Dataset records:
——————————
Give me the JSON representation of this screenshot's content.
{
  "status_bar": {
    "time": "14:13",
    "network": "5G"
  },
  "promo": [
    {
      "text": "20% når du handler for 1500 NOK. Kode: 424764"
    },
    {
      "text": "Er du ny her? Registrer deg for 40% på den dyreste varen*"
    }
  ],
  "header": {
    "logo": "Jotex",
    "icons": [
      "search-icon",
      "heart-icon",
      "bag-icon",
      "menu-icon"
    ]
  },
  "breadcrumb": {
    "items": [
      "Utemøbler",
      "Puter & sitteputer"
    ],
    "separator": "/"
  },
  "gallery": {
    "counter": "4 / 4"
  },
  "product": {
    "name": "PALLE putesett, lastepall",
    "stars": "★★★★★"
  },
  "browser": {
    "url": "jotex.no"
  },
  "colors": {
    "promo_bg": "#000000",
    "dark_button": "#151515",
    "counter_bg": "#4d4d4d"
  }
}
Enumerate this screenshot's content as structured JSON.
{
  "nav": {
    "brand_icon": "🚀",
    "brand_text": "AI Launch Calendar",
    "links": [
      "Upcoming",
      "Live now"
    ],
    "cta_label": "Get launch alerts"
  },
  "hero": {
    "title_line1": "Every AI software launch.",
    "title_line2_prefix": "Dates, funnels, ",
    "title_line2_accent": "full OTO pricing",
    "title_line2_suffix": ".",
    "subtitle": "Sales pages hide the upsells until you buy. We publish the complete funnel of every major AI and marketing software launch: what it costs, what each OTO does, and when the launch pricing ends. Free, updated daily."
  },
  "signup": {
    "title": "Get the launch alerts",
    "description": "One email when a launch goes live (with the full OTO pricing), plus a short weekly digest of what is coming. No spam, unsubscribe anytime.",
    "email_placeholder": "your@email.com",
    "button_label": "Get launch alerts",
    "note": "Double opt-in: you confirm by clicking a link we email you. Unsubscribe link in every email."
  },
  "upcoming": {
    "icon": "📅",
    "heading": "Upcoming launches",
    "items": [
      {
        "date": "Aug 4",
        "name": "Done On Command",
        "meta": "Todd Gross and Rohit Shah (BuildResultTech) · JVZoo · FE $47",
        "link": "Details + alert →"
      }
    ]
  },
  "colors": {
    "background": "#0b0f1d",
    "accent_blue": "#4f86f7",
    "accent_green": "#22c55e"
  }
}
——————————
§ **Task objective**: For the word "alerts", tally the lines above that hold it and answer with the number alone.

§ **Reply**: 3